Drawing on records from the Palestine Government, Jewish and Arab press and political organizations, and the archives of the Israel Electric Corp., the paper looks at a key instance of negotiating nature, technology, and politics. By generating electricity and distributing it over an imagined Jewish national space, the imaginary acquired a material dimension. Thus emerged a national space capable of hosting a number of national objects, such as an economy, industry, agriculture, politics, and culture. The paper will show how the character of those national objects was shaped in critical ways by the negotiations involved in producing them, while also influencing Arab-Jewish relations in ways that reverberates through to the present.
Great Shock of Civic Electricity: Electrical Vitalism and Collective Sentiment in the French Revolution

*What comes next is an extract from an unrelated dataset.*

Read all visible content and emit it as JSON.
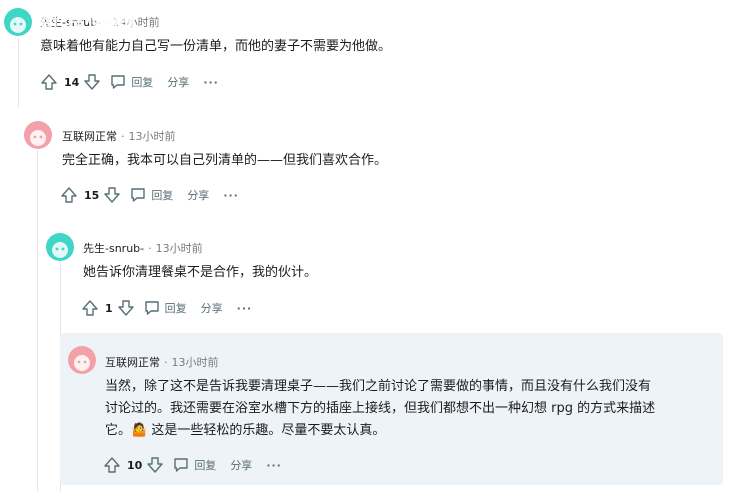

The 1790 Fête de la Fédération, the first anniversary of the taking of the Bastille, consecrated a revolution still underway. The festival had to anchor the legitimacy of a new order while at the same time excising the threat posed by the unruly social forces that had led to the storming of the Bastille a year earlier. How to do both? As an official architect put it, through the festival, "the sentiment of each becomes the sentiment of all by a kind of electrification, against which even the most perverse men cannot defend themselves." This paper analyses the revolutionary vocabulary of "electrification", read alongside contemporary natural philosophy. It argues that, long before electricity took the form of a grid, harnessed to industry and state power, electricity mapped another kind of network: that of collective sentiment. Communicable from one person to another, instantaneous, irresistible, simultaneously natural and man-made, electricity appealed to moderate festival planners and Jacobins alike. The paper explores two sides of revolutionary "electrification": its availability as a mechanism of top-down control, and its promise as a natural, vital force for democratic regeneration. Bringing eighteenth-century electrical science to a reading of electrical language in the French Revolution, this paper revives the dead metaphor of political electricity, today decoupled from its vitalist origins.